[EXERCISE MATERIAL]
- - - - -

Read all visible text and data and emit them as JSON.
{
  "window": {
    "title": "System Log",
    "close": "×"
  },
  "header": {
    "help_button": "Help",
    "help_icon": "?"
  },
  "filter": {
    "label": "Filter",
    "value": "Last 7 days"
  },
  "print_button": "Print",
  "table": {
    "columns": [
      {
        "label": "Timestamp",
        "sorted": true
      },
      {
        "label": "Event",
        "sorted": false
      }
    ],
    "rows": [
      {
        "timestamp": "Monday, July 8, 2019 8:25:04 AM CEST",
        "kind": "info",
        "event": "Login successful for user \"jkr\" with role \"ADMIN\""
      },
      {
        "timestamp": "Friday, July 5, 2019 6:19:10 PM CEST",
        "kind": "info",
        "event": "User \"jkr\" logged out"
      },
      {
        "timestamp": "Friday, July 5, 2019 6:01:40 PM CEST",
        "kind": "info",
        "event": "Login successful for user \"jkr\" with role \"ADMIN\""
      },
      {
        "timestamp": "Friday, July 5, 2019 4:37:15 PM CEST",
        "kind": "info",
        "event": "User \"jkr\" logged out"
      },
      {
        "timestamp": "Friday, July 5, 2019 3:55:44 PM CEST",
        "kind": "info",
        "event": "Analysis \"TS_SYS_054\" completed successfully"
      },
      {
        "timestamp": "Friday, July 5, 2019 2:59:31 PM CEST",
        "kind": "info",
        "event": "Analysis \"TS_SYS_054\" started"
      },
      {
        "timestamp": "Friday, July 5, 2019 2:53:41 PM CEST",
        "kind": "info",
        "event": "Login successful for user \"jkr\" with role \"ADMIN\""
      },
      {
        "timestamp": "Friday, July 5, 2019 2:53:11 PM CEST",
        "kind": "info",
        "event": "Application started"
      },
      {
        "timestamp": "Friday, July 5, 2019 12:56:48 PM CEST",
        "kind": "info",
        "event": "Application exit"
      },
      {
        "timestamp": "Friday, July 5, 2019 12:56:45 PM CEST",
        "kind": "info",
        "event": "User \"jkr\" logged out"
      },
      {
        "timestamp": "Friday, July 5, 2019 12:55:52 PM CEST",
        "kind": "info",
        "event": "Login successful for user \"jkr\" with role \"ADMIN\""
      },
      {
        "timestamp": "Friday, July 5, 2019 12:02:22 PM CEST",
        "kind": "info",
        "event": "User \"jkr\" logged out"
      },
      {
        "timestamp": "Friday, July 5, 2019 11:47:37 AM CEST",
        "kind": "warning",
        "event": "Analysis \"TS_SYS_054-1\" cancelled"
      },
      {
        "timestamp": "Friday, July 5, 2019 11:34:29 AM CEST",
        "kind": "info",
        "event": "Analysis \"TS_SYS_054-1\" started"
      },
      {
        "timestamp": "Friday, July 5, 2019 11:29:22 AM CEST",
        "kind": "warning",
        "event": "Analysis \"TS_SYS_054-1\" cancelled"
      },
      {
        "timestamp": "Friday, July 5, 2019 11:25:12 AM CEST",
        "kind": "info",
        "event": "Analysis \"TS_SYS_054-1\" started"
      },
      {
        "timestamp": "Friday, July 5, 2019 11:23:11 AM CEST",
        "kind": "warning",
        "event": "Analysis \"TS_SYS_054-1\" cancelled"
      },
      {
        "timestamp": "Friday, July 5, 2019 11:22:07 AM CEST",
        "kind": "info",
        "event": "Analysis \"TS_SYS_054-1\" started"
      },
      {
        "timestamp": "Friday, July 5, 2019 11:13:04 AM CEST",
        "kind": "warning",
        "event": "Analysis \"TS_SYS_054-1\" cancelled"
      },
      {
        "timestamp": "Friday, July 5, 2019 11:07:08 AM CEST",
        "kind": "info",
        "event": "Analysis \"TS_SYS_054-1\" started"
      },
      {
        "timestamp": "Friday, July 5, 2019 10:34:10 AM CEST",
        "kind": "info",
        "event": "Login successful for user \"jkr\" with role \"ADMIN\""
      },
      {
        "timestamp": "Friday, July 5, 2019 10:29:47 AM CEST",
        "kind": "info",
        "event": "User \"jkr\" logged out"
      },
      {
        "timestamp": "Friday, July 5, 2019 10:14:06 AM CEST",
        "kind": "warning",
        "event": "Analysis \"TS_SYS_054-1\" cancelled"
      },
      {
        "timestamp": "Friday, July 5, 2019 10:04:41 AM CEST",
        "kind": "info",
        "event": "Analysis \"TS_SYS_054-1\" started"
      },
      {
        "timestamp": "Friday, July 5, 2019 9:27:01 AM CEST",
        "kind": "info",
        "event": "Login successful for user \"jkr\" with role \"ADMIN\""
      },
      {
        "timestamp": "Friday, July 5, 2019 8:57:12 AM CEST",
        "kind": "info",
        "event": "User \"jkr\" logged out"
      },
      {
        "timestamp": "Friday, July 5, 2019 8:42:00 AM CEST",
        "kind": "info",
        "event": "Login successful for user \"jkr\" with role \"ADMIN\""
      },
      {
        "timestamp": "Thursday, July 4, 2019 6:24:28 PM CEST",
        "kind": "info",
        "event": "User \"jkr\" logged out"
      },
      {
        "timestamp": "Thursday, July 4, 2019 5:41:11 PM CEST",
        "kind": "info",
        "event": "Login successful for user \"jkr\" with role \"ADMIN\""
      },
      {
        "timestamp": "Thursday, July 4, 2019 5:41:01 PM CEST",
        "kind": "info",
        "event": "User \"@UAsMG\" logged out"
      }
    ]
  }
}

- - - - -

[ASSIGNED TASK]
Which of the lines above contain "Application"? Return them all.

[ANSWER TO THIS PROBLEM]
        "event": "Application started"
        "event": "Application exit"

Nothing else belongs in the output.